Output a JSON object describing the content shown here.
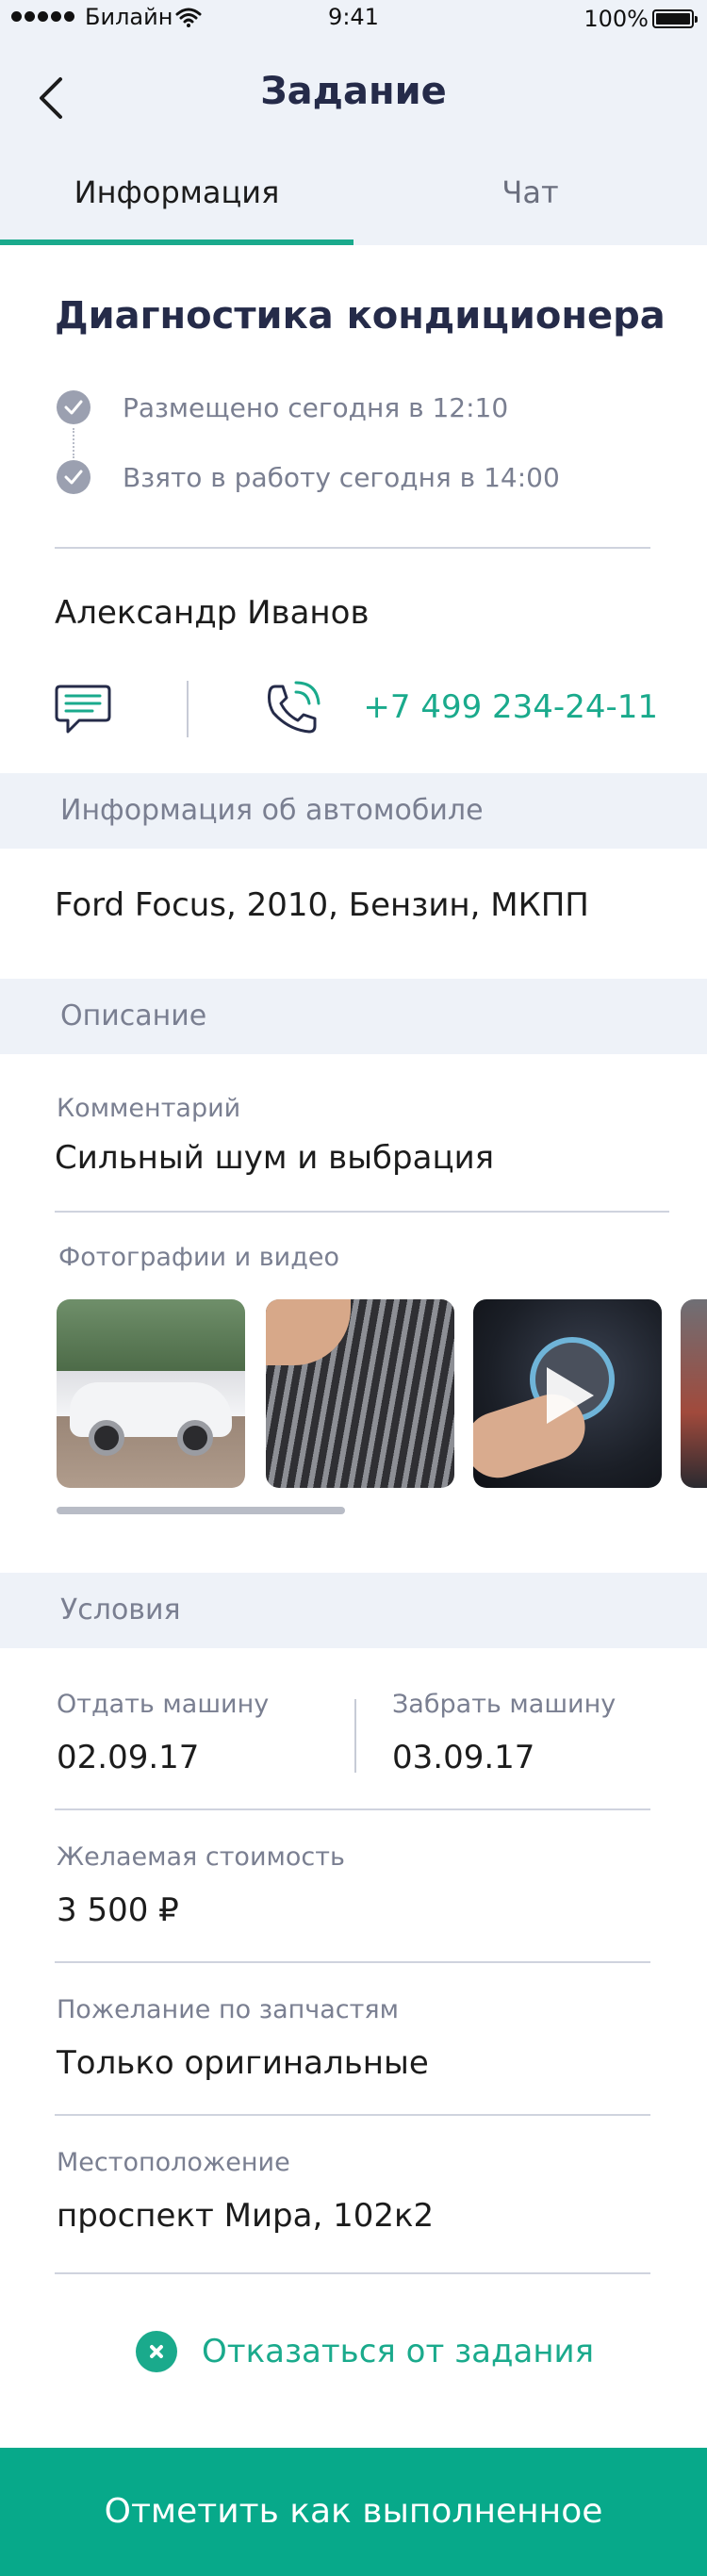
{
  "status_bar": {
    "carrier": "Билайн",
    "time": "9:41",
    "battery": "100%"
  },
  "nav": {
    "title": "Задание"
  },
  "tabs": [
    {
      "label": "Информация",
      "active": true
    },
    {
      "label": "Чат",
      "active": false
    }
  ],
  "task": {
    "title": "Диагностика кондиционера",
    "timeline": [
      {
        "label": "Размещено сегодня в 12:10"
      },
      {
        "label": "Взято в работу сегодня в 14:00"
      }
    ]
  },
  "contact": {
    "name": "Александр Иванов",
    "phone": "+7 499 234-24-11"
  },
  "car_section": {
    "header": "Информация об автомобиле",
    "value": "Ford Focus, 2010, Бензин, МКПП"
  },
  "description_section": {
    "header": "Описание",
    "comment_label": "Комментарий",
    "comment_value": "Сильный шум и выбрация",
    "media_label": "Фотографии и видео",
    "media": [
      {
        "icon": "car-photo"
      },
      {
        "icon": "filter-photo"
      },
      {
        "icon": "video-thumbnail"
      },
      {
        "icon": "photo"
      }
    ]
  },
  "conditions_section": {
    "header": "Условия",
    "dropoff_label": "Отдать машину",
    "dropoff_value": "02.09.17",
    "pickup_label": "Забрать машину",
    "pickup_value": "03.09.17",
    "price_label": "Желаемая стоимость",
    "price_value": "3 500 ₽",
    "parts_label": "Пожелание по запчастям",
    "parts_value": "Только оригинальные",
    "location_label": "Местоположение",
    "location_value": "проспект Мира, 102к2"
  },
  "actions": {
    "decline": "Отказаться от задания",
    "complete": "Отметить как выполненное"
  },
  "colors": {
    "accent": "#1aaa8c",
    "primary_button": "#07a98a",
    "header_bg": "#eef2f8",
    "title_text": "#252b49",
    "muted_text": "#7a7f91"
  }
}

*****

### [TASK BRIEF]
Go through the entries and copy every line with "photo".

### [ANSWER TO THIS EXERCISE]
        "icon": "car-photo"
        "icon": "filter-photo"
        "icon": "photo"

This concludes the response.